Feeding the Lakeland Terrier
The Lakeland Terrier should receive 1 cup of the highest quality dry dog food you can get. This should be divided into two meals. One in the morning and one in the evening.
Remember that this is just a guideline. All dogs are individuals and how much they eat depends on their size, age, metabolism, and activity level.
Keep your adult Lakeland in good shape by measuring his food and feeding him twice a day rather than leaving food out all the time.
Lakeland Terrier Coat Color and Grooming
Lakeland Terriers have a thick, hard topcoat and a soft undercoat. When he's hand stripped to show his outline, he has a neat, workmanlike appearance. In the show ring, the coat on the head, ears, forechest, shoulders, and behind the tail is trimmed short and smooth. The coat on the body is about half an inch to an inch long and can be straight or slightly wavy. The long hair on the legs, known as furnishings, gives the legs a cylindrical appearance. The hair on the face is trimmed but left longer over the eyes to enhance the head's rectangular appearance.
Lakies come in many colors, including blue, black, liver (a deep reddish-brown), red, and wheaten (pale yellow or fawn). Some have a tan saddle that covers the back of the neck, back, sides, and up the tail, making them blue and tan, black and tan, or liver and tan. They can also be what's called red grizzle or grizzle and tan. A red grizzle Lakeland has a saddle that's a deep, rich red over a tan base. Grizzle is a mixture of black or red hairs with white hairs. Puppies often are born dark.
Lakelands don't shed much, especially if their coat is kept stripped. Stripping is a technique that involves plucking the dead hair by hand or removing it with a stripping knife or other stripping tool. Your Lakeland's breeder can show you how to strip the coat, or you can find a professional groomer who knows how to do it (not all do). For easier care, you can clipper the coat, but the texture and color will become softer and lighter. That doesn't affect the Lakeland's ability to be a great companion, though.

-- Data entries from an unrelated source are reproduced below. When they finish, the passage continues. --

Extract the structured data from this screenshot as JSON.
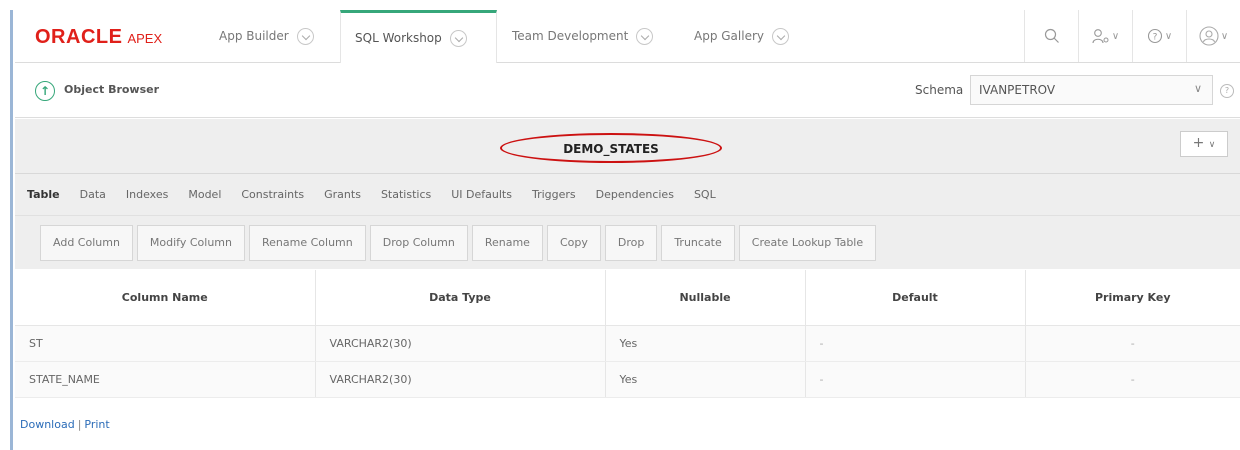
{
  "topnav": {
    "logo_oracle": "ORACLE",
    "logo_apex": "APEX",
    "tabs": [
      {
        "label": "App Builder"
      },
      {
        "label": "SQL Workshop"
      },
      {
        "label": "Team Development"
      },
      {
        "label": "App Gallery"
      }
    ],
    "active_tab": "SQL Workshop"
  },
  "obbar": {
    "title": "Object Browser",
    "schema_label": "Schema",
    "schema_value": "IVANPETROV"
  },
  "object": {
    "name": "DEMO_STATES"
  },
  "subtabs": [
    "Table",
    "Data",
    "Indexes",
    "Model",
    "Constraints",
    "Grants",
    "Statistics",
    "UI Defaults",
    "Triggers",
    "Dependencies",
    "SQL"
  ],
  "active_subtab": "Table",
  "actions": [
    "Add Column",
    "Modify Column",
    "Rename Column",
    "Drop Column",
    "Rename",
    "Copy",
    "Drop",
    "Truncate",
    "Create Lookup Table"
  ],
  "table": {
    "headers": [
      "Column Name",
      "Data Type",
      "Nullable",
      "Default",
      "Primary Key"
    ],
    "rows": [
      [
        "ST",
        "VARCHAR2(30)",
        "Yes",
        "-",
        "-"
      ],
      [
        "STATE_NAME",
        "VARCHAR2(30)",
        "Yes",
        "-",
        "-"
      ]
    ]
  },
  "footer": {
    "download": "Download",
    "separator": "|",
    "print": "Print"
  },
  "colors": {
    "oracle_red": "#e0201a",
    "active_green": "#36a77a",
    "annotation_red": "#cc1111",
    "link_blue": "#2b6cb8"
  }
}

Spend 15 to 30 minutes a week to brush and comb your Lakie. Then give him a rubdown with a towel to remove any dirt and excess body oils. If you do this regularly, you shouldn't need to bathe him often unless he's rolled in something stinky. Remove loose hair from inside the ears and trim excess hair between the pads of the feet.

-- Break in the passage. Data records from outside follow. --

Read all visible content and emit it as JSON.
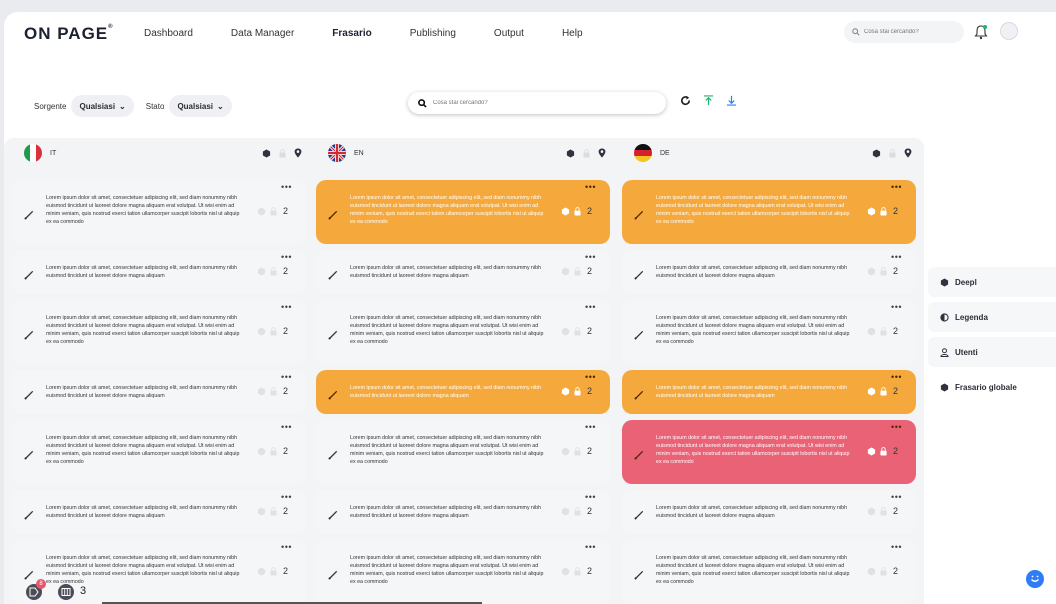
{
  "app": {
    "logo": "ON PAGE",
    "logo_mark": "®"
  },
  "nav": {
    "items": [
      "Dashboard",
      "Data Manager",
      "Frasario",
      "Publishing",
      "Output",
      "Help"
    ],
    "active": "Frasario"
  },
  "top_search": {
    "placeholder": "Cosa stai cercando?"
  },
  "filters": {
    "source_label": "Sorgente",
    "source_value": "Qualsiasi",
    "state_label": "Stato",
    "state_value": "Qualsiasi"
  },
  "main_search": {
    "placeholder": "Cosa stai cercando?"
  },
  "columns": [
    {
      "lang": "IT",
      "flag": "italy"
    },
    {
      "lang": "EN",
      "flag": "uk"
    },
    {
      "lang": "DE",
      "flag": "germany"
    }
  ],
  "texts": {
    "long": "Lorem ipsum dolor sit amet, consectetuer adipiscing elit, sed diam nonummy nibh euismod tincidunt ut laoreet dolore magna aliquam erat volutpat. Ut wisi enim ad minim veniam, quis nostrud exerci tation ullamcorper suscipit lobortis nisl ut aliquip ex ea commodo",
    "short": "Lorem ipsum dolor sit amet, consectetuer adipiscing elit, sed diam nonummy nibh euismod tincidunt ut laoreet dolore magna aliquam"
  },
  "rows": [
    {
      "length": "long",
      "states": [
        "white",
        "orange",
        "orange"
      ],
      "count": "2"
    },
    {
      "length": "short",
      "states": [
        "white",
        "white",
        "white"
      ],
      "count": "2"
    },
    {
      "length": "long",
      "states": [
        "white",
        "white",
        "white"
      ],
      "count": "2"
    },
    {
      "length": "short",
      "states": [
        "white",
        "orange",
        "orange"
      ],
      "count": "2"
    },
    {
      "length": "long",
      "states": [
        "white",
        "white",
        "red"
      ],
      "count": "2"
    },
    {
      "length": "short",
      "states": [
        "white",
        "white",
        "white"
      ],
      "count": "2"
    },
    {
      "length": "long",
      "states": [
        "white",
        "white",
        "white"
      ],
      "count": "2"
    }
  ],
  "card_menu": "•••",
  "side_panel": [
    {
      "label": "Deepl",
      "icon": "deepl-icon"
    },
    {
      "label": "Legenda",
      "icon": "half-circle-icon"
    },
    {
      "label": "Utenti",
      "icon": "user-icon"
    },
    {
      "label": "Frasario globale",
      "icon": "deepl-icon"
    }
  ],
  "footer": {
    "badge_count": "8",
    "columns_count": "3"
  },
  "colors": {
    "orange": "#f5a93c",
    "red": "#ea6276",
    "accent_green": "#1fb36b",
    "accent_blue": "#2e7cf6"
  }
}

Other grooming needs include nail care and dental hygiene. Trim your Lakeland's nails once or twice a month. If you can hear them clicking on the floor, they're too long. The earlier you introduce your Lakie to nail trimming the less stressful the experience is.

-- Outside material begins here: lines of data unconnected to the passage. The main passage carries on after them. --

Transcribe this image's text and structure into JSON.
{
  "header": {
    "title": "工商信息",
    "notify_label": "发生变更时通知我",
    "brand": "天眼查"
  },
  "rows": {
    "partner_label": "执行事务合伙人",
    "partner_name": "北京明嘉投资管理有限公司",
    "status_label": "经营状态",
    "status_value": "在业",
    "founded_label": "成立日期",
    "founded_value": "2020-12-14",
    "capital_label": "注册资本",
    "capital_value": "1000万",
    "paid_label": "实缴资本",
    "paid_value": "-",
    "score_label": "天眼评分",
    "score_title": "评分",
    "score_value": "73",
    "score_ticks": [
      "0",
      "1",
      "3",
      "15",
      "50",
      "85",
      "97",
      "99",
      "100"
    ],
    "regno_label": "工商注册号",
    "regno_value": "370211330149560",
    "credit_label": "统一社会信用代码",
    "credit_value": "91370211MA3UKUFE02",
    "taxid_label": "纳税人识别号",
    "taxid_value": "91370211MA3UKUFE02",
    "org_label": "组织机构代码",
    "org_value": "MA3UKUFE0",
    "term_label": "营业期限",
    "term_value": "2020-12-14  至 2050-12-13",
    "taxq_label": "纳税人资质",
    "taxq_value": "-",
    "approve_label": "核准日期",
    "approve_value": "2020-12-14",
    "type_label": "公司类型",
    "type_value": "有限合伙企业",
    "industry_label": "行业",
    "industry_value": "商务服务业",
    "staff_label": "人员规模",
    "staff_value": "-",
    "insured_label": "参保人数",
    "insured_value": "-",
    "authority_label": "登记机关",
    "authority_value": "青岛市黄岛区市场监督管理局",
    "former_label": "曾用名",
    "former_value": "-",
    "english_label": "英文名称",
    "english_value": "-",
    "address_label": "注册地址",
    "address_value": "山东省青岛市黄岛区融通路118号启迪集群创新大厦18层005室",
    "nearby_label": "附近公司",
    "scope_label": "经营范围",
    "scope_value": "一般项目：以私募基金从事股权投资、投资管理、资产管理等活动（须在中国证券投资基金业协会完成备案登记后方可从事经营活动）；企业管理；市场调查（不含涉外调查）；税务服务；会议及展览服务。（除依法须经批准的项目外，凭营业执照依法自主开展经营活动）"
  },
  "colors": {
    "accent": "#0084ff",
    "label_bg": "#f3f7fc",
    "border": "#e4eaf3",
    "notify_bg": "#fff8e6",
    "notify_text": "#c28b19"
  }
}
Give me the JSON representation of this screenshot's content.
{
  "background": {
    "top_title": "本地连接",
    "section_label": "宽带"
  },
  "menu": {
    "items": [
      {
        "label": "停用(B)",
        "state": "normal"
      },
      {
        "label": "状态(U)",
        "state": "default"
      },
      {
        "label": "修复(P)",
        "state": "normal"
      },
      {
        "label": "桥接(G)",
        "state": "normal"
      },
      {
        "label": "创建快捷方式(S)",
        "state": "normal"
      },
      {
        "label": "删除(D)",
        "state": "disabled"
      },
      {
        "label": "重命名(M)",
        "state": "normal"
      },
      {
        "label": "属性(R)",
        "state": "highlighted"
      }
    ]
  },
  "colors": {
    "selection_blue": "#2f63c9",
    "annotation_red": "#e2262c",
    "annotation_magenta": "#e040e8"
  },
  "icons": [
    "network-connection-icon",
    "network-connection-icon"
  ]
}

Brush the teeth at least two or three times a week — daily is better — to remove tartar and bacteria. Start when your puppy is young so he'll be used to it.
As you groom, check for sores, rashes, or signs of infection such as redness, tenderness, or inflammation on the skin, in the ears, nose, mouth, and eyes, and on the feet. Ears should smell good, without too much wax or gunk inside, and eyes should be clear, with no redness or discharge. Your careful weekly exam will help you spot potential health problems early.
Children and Other Pets
Lakies love kids and can match their energy levels all day long, but certain rules apply to child-dog interactions. Always teach children how to approach and touch dogs, and always supervise any interactions between dogs and young children to prevent any biting or ear or tail pulling on the part of either party. Teach your child never to approach any dog while he's sleeping or eating or to try to take the dog's food away. No dog should ever be left unsupervised with a child.
Lakelands can get along well with other pets, especially if they're introduced to them in puppyhood. They shouldn't be aggressive toward strange dogs, but they won't back down from them either. They may chase outdoor cats as well as squirrels and other wildlife, and they probably shouldn't be trusted alone with pocket pets such as hamsters and gerbils.
Lakeland Terriers are sometimes bought without any clear understanding of what goes into owning one. These dogs may end up in need of adoption or fostering.
Lakeland Terrier Puppy Pics
Lakeland Terrier Puppy Pics